Chromosome 3, Monosomy 3p is a rare chromosomal disorder in which there is deletion (monosomy) of the end (distal) portion of the short arm (p) of chromosome 3.
What disorder is Monosomy 3?
Distal monosomy 3p is a rare chromosomal anomaly syndrome, resulting from a partial deletion of the short arm of chromosome 3, with a highly variable phenotype typically characterized by pre- and post-natal growth retardation, intellectual disability, developmental delay and craniofacial dysmorphism (microcephaly, …
What is trisomy 3 called?
Chromosome 3, Trisomy 3q2 is a rare chromosomal disorder in which a portion of the 3rd chromosome appears three times (trisomy) rather than twice in cells of the body. Associated symptoms and findings may be variable, depending upon the specific length and location of the duplicated (trisomic) portion of chromosome 3.
What disease does chromosome 3 cause?
The following diseases and disorders are some of those related to genes on chromosome 3:
- 3-Methylcrotonyl-CoA carboxylase deficiency.
- 3q29 microdeletion syndrome.
- Acute myeloid leukemia (AML)
- Arrhythmogenic right ventricular dysplasia.
- Autosomal dominant optic atrophy.
What is the 3rd chromosome?
Chromosome 3 is the third largest of the 23 pairs of chromosomes found in humans. It spans nearly 200 million base pairs, the building blocks of DNA, making up around 6.5% to 7% of the genetic material in the human genome.
What are chromosome 3 characteristics?
Chromosome 3 likely contains 1,000 to 1,100 genes that provide instructions for making proteins. These proteins perform a variety of different roles in the body.
What happens if you are missing chromosome 3?
This chromosomal change often leads to intellectual disability, developmental delay, and abnormal physical features. Individuals with 3p deletion syndrome typically have severe to profound intellectual disability. Most have delayed development of language skills as well as motor skills such as crawling and walking.
What are the 3 most common trisomy anomalies?
Down syndrome, Edward syndrome and Patau syndrome are the most common forms of trisomy. Children affected by trisomy usually have a range of birth anomalies, including delayed development and intellectual disabilities.
What are the three types of genetic disorders?
There are three types of genetic disorders:
- Single-gene disorders, where a mutation affects one gene. Sickle cell anemia is an example.
- Chromosomal disorders, where chromosomes (or parts of chromosomes) are missing or changed. …
- Complex disorders, where there are mutations in two or more genes.
What is patau?
Collapse Section. Trisomy 13, also called Patau syndrome, is a chromosomal condition associated with severe intellectual disability and physical abnormalities in many parts of the body.

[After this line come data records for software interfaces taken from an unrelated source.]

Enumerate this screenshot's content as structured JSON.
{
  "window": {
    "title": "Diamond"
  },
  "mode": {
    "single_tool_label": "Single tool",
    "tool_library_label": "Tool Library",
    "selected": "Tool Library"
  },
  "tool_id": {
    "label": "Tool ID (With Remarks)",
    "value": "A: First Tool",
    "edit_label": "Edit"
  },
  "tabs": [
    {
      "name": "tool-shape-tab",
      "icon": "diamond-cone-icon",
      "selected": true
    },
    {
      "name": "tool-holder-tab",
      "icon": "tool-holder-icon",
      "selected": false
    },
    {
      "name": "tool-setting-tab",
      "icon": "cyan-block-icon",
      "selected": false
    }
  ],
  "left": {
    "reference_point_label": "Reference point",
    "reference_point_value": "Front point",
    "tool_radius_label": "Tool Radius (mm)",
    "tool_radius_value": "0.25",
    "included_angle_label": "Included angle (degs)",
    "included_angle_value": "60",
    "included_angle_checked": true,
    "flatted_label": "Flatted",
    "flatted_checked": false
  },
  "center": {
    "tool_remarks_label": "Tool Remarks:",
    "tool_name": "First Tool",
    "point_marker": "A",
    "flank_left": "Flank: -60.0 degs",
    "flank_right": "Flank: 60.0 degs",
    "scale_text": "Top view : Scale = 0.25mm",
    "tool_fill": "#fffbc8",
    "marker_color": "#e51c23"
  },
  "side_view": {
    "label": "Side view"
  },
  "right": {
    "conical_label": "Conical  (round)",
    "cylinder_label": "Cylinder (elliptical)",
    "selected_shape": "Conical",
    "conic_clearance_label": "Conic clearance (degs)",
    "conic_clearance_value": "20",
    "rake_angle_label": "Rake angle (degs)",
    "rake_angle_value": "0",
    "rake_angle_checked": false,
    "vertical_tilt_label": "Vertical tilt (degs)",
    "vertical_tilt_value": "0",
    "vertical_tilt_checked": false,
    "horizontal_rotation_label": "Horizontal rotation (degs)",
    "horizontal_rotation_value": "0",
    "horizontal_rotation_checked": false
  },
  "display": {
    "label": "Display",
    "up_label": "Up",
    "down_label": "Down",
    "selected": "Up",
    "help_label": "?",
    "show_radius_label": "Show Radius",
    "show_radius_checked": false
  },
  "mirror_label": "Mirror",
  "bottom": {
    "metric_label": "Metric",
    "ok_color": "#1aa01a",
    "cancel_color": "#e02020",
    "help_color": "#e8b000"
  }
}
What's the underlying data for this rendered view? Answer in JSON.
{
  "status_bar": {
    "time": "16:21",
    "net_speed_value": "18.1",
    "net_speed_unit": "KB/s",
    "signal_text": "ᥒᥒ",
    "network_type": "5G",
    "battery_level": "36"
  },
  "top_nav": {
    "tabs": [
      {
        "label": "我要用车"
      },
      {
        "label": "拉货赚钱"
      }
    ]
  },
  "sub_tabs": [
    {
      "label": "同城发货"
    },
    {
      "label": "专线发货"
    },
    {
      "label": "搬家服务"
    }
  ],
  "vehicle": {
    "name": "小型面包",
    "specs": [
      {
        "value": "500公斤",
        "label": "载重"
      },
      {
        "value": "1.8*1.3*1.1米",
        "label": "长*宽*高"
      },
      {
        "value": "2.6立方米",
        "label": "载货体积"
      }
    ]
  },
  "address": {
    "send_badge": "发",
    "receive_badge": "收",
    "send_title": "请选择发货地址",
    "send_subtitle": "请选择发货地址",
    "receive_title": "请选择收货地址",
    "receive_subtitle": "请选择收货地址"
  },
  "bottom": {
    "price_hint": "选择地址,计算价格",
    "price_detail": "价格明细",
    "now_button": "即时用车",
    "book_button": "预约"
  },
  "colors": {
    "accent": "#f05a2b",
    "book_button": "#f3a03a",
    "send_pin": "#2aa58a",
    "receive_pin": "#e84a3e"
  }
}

What causes Triploidy?
What causes triploidy? Triploidy is the result of an extra set of chromosomes. This can occur when two sperm fertilizing one normal egg or a diploid sperm fertilizes a normal egg. It can also occur when a normal sperm fertilizes an egg that has an extra set of chromosomes.
What is the life expectancy of monosomy 3p?
All 47 patients with melanomas displaying monosomy 3 had died. The mean survival time was 4.3 years (median, 3.5). The survival curve, corrected for the patient’s age at the time of surgery and based on the assumption of a linear relationship, suggests that very-long-term survival with monosomy 3 is rare (Fig.
What other names are there for Jacobsen syndrome?
Other Names for This Condition
- 11q deletion disorder.
- 11q deletion syndrome.
- 11q terminal deletion disorder.
- 11q- deletion syndrome.
- 11q23 deletion disorder.
- Jacobsen thrombocytopenia.
What are the 4 types of chromosomes?
Chromosomes can be classified into 4 types based on the length of the chromosomal arms and the position of the centromere.
- Sub metacentric chromosomes.
- Acrocentric chromosomes.
- Telocentric chromosomes.
- Metacentric chromosomes.
What are the 23rd pair of chromosomes called?
The 23rd pair, the sex chromosomes, differ between males and females. Females have two copies of the X chromosome, while males have one X and one Y chromosome. The 22 autosomes are numbered by size. The other two chromosomes, X and Y, are the sex chromosomes.